I built a great big camera, and figured there might be a few folks who would be interested in the process. The idea started when I read something about people using x-ray film in regular cameras as a cheaper alternative to photographic film. For 10 sheets of the film I normally shoot with, I could get about 125 sheets of the x-ray film. This new film, although cheap, is very fickle stuff, but once you learn all the tricks, it can be just as sharp as most other films, but it really requires special handling. When the film is wet, you can rub the emulsion off with your fingers, so tray developing must be done with extreme caution. You can’t develop this film in a rotary tank because it’s got a photosensitive coating on both sides which will cause spots on the negative where developer has gotten behind the film in the tank. Of course, if you really want it to work, it will, and you’ll learn a whole lot in the process.
I started researching lenses and materials for probably a year before I decided to do it. The was no design in place. It seemed easier for my head to build the camera one section at a time. The bellows were first. I had to move my couch and almost everything else out of my apartment’s living room just so I could lay the material flat and glue everything together. Two weeks of hard labour, windows open, and contact cement everywhere. When it was time to fold the bellows down, they wouldn’t go. I tried all kinds of things, clamps, taping them to the floor, coffee, nothing worked, I had measured incorrectly. All that time was wasted with exception to the hard lesson.
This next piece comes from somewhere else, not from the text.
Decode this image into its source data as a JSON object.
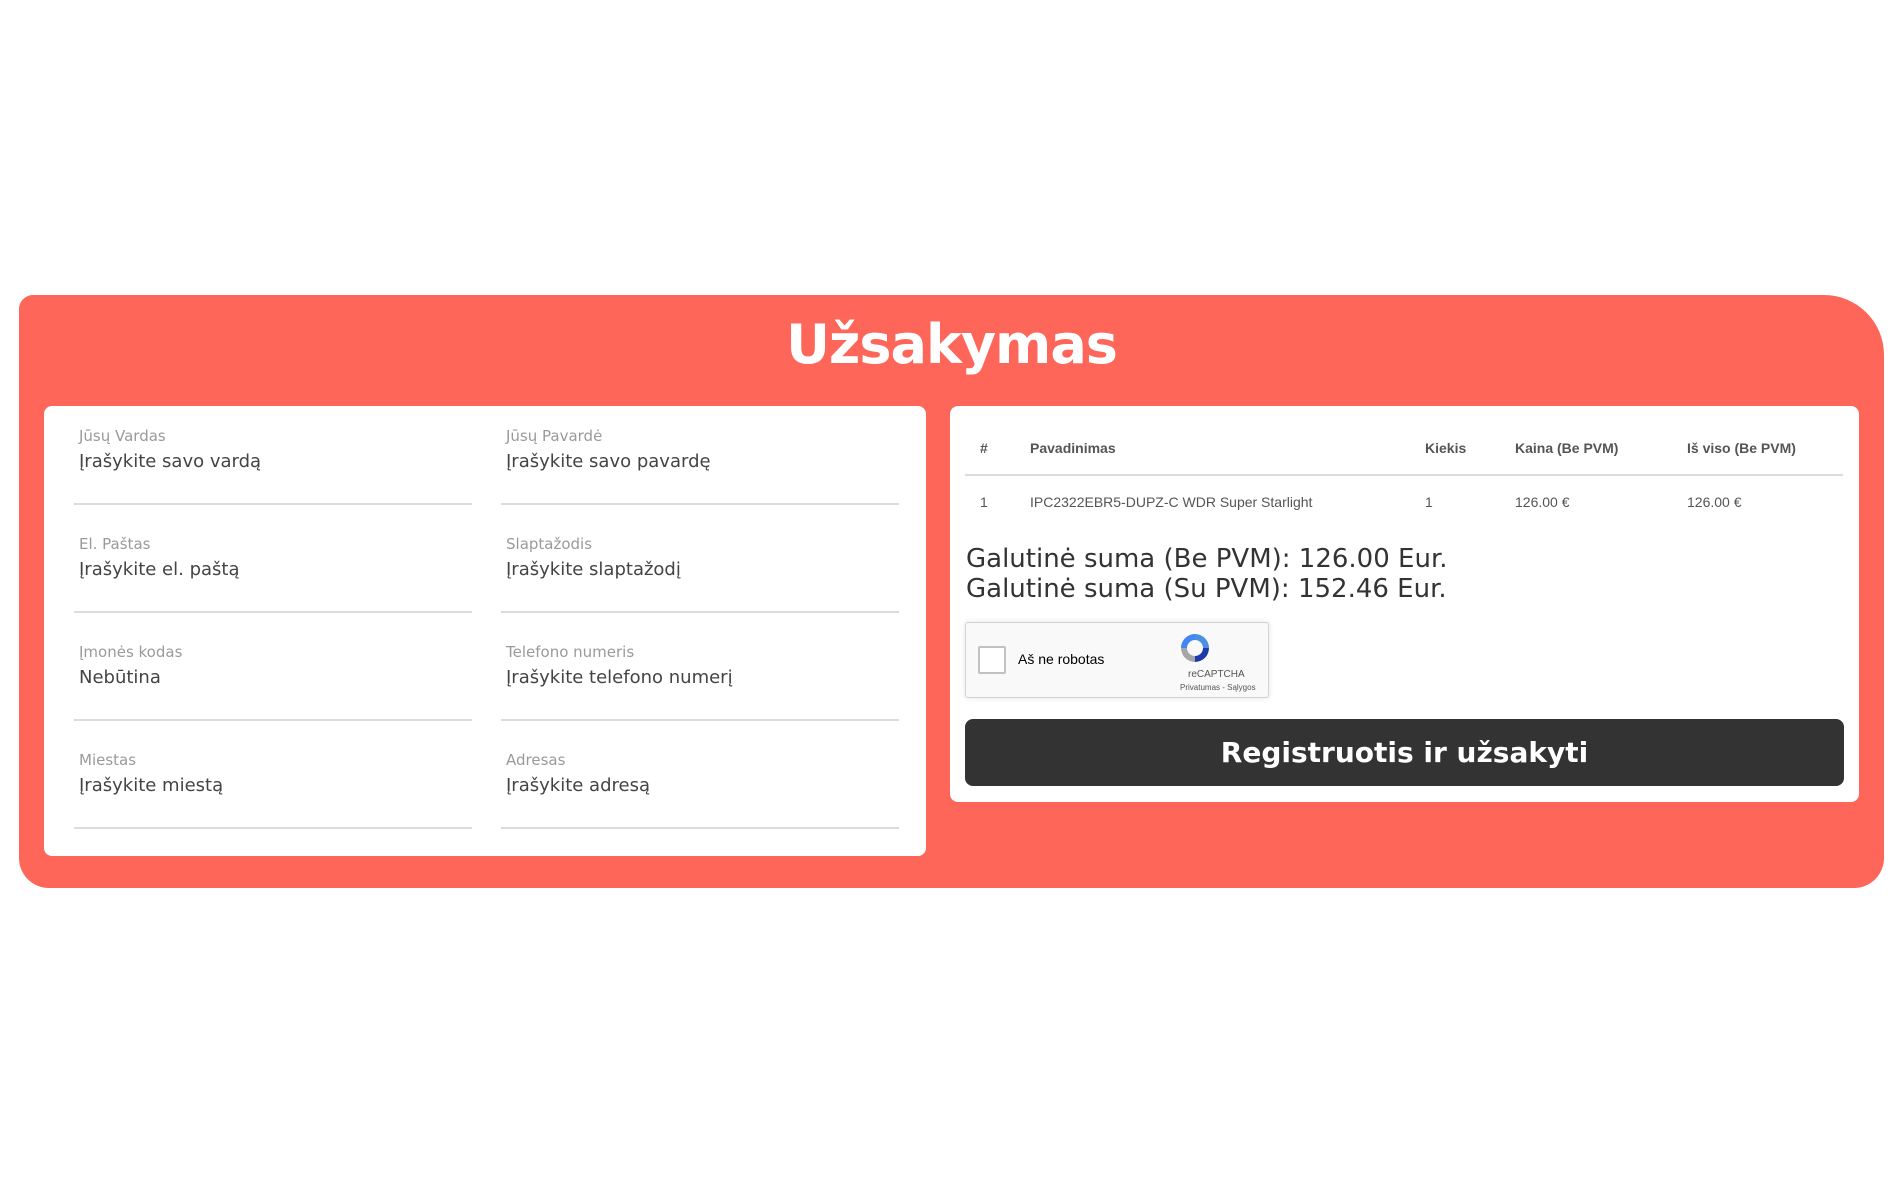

The next day, I ordered more of the materials and 3 weeks later, I had my bellows. From the bellows, I built the rear portion of the camera, then the front, the rails, etc. I used my 4×5 and 8×10 cameras as reference for building the different sections. Construction time was about seven months, although I still don’t consider it done. There were so many design ideas that I tried, and now laugh at, but that’s just part of the process. Shooting with the camera much more difficult than my 4×5 or 8×10, but the results are quite impressive. The success is always mixed with failure, but that’s ok.